**What you need to do**: Top to bottom, give the entries again exactly as written.

**Available data**:
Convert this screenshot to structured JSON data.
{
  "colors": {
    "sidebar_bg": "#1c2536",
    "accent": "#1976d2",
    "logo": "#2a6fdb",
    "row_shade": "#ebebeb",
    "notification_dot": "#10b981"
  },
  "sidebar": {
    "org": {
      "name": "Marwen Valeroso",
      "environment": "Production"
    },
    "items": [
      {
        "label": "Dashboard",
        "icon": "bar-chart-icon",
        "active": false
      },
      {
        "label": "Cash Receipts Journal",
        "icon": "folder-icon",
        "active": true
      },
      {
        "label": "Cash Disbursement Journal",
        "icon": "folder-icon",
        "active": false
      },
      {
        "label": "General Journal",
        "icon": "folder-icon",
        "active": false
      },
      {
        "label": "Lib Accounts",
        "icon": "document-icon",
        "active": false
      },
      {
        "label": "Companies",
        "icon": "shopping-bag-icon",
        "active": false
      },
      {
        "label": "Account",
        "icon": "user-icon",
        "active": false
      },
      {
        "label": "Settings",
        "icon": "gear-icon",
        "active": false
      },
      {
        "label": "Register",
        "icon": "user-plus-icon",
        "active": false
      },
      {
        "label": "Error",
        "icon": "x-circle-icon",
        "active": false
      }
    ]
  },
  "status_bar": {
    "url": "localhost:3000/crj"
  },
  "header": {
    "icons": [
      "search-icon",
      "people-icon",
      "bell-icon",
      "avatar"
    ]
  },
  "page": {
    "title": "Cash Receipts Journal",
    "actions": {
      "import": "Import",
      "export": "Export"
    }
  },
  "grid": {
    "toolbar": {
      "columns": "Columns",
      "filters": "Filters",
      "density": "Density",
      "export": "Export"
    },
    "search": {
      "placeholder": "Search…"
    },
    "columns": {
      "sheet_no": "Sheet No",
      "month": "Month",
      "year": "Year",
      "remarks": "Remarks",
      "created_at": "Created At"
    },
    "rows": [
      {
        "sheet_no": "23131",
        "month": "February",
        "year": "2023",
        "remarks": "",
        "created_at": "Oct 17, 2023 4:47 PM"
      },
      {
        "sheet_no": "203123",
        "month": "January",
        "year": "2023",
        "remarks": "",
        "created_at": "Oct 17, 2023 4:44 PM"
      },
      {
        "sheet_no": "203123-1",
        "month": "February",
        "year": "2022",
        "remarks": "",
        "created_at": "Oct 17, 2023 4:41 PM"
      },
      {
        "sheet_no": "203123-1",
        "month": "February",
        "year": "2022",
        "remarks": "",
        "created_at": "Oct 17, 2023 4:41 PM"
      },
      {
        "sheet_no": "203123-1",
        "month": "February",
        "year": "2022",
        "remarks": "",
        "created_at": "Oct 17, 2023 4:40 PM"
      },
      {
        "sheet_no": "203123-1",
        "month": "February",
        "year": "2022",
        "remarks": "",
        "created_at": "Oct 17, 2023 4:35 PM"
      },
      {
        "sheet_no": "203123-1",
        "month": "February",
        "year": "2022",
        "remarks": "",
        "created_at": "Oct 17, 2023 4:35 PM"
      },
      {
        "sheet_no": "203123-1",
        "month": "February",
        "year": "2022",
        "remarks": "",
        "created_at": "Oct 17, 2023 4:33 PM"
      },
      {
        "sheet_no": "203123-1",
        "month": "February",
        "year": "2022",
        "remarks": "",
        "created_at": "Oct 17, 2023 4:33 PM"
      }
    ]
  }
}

**Finished exercise**:
Convert this screenshot to structured JSON data.
{
  "colors": {
    "sidebar_bg": "#1c2536",
    "accent": "#1976d2",
    "logo": "#2a6fdb",
    "row_shade": "#ebebeb",
    "notification_dot": "#10b981"
  },
  "sidebar": {
    "org": {
      "name": "Marwen Valeroso",
      "environment": "Production"
    },
    "items": [
      {
        "label": "Dashboard",
        "icon": "bar-chart-icon",
        "active": false
      },
      {
        "label": "Cash Receipts Journal",
        "icon": "folder-icon",
        "active": true
      },
      {
        "label": "Cash Disbursement Journal",
        "icon": "folder-icon",
        "active": false
      },
      {
        "label": "General Journal",
        "icon": "folder-icon",
        "active": false
      },
      {
        "label": "Lib Accounts",
        "icon": "document-icon",
        "active": false
      },
      {
        "label": "Companies",
        "icon": "shopping-bag-icon",
        "active": false
      },
      {
        "label": "Account",
        "icon": "user-icon",
        "active": false
      },
      {
        "label": "Settings",
        "icon": "gear-icon",
        "active": false
      },
      {
        "label": "Register",
        "icon": "user-plus-icon",
        "active": false
      },
      {
        "label": "Error",
        "icon": "x-circle-icon",
        "active": false
      }
    ]
  },
  "status_bar": {
    "url": "localhost:3000/crj"
  },
  "header": {
    "icons": [
      "search-icon",
      "people-icon",
      "bell-icon",
      "avatar"
    ]
  },
  "page": {
    "title": "Cash Receipts Journal",
    "actions": {
      "import": "Import",
      "export": "Export"
    }
  },
  "grid": {
    "toolbar": {
      "columns": "Columns",
      "filters": "Filters",
      "density": "Density",
      "export": "Export"
    },
    "search": {
      "placeholder": "Search…"
    },
    "columns": {
      "sheet_no": "Sheet No",
      "month": "Month",
      "year": "Year",
      "remarks": "Remarks",
      "created_at": "Created At"
    },
    "rows": [
      {
        "sheet_no": "23131",
        "month": "February",
        "year": "2023",
        "remarks": "",
        "created_at": "Oct 17, 2023 4:47 PM"
      },
      {
        "sheet_no": "203123",
        "month": "January",
        "year": "2023",
        "remarks": "",
        "created_at": "Oct 17, 2023 4:44 PM"
      },
      {
        "sheet_no": "203123-1",
        "month": "February",
        "year": "2022",
        "remarks": "",
        "created_at": "Oct 17, 2023 4:41 PM"
      },
      {
        "sheet_no": "203123-1",
        "month": "February",
        "year": "2022",
        "remarks": "",
        "created_at": "Oct 17, 2023 4:41 PM"
      },
      {
        "sheet_no": "203123-1",
        "month": "February",
        "year": "2022",
        "remarks": "",
        "created_at": "Oct 17, 2023 4:40 PM"
      },
      {
        "sheet_no": "203123-1",
        "month": "February",
        "year": "2022",
        "remarks": "",
        "created_at": "Oct 17, 2023 4:35 PM"
      },
      {
        "sheet_no": "203123-1",
        "month": "February",
        "year": "2022",
        "remarks": "",
        "created_at": "Oct 17, 2023 4:35 PM"
      },
      {
        "sheet_no": "203123-1",
        "month": "February",
        "year": "2022",
        "remarks": "",
        "created_at": "Oct 17, 2023 4:33 PM"
      },
      {
        "sheet_no": "203123-1",
        "month": "February",
        "year": "2022",
        "remarks": "",
        "created_at": "Oct 17, 2023 4:33 PM"
      }
    ]
  }
}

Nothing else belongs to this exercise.